• Exercise details:
Quote every entry word for word.

• Material shown:
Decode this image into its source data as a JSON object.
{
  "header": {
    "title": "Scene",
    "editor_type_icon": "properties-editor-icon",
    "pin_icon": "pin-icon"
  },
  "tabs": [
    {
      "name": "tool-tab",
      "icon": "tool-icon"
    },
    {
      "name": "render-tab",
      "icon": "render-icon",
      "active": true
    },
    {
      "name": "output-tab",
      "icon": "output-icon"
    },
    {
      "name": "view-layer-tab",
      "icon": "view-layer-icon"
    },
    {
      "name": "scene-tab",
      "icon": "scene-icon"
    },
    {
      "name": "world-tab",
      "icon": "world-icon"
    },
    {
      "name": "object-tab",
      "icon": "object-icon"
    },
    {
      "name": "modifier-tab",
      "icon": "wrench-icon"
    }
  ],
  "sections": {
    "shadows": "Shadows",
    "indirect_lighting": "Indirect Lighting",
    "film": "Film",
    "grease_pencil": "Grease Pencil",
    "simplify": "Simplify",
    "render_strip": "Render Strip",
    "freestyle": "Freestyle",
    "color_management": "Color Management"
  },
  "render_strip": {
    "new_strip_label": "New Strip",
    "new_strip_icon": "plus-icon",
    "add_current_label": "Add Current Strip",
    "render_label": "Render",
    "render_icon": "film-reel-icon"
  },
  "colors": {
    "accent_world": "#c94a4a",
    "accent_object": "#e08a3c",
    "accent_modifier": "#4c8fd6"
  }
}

• Solution below:
Decode this image into its source data as a JSON object.
{
  "header": {
    "title": "Scene",
    "editor_type_icon": "properties-editor-icon",
    "pin_icon": "pin-icon"
  },
  "tabs": [
    {
      "name": "tool-tab",
      "icon": "tool-icon"
    },
    {
      "name": "render-tab",
      "icon": "render-icon",
      "active": true
    },
    {
      "name": "output-tab",
      "icon": "output-icon"
    },
    {
      "name": "view-layer-tab",
      "icon": "view-layer-icon"
    },
    {
      "name": "scene-tab",
      "icon": "scene-icon"
    },
    {
      "name": "world-tab",
      "icon": "world-icon"
    },
    {
      "name": "object-tab",
      "icon": "object-icon"
    },
    {
      "name": "modifier-tab",
      "icon": "wrench-icon"
    }
  ],
  "sections": {
    "shadows": "Shadows",
    "indirect_lighting": "Indirect Lighting",
    "film": "Film",
    "grease_pencil": "Grease Pencil",
    "simplify": "Simplify",
    "render_strip": "Render Strip",
    "freestyle": "Freestyle",
    "color_management": "Color Management"
  },
  "render_strip": {
    "new_strip_label": "New Strip",
    "new_strip_icon": "plus-icon",
    "add_current_label": "Add Current Strip",
    "render_label": "Render",
    "render_icon": "film-reel-icon"
  },
  "colors": {
    "accent_world": "#c94a4a",
    "accent_object": "#e08a3c",
    "accent_modifier": "#4c8fd6"
  }
}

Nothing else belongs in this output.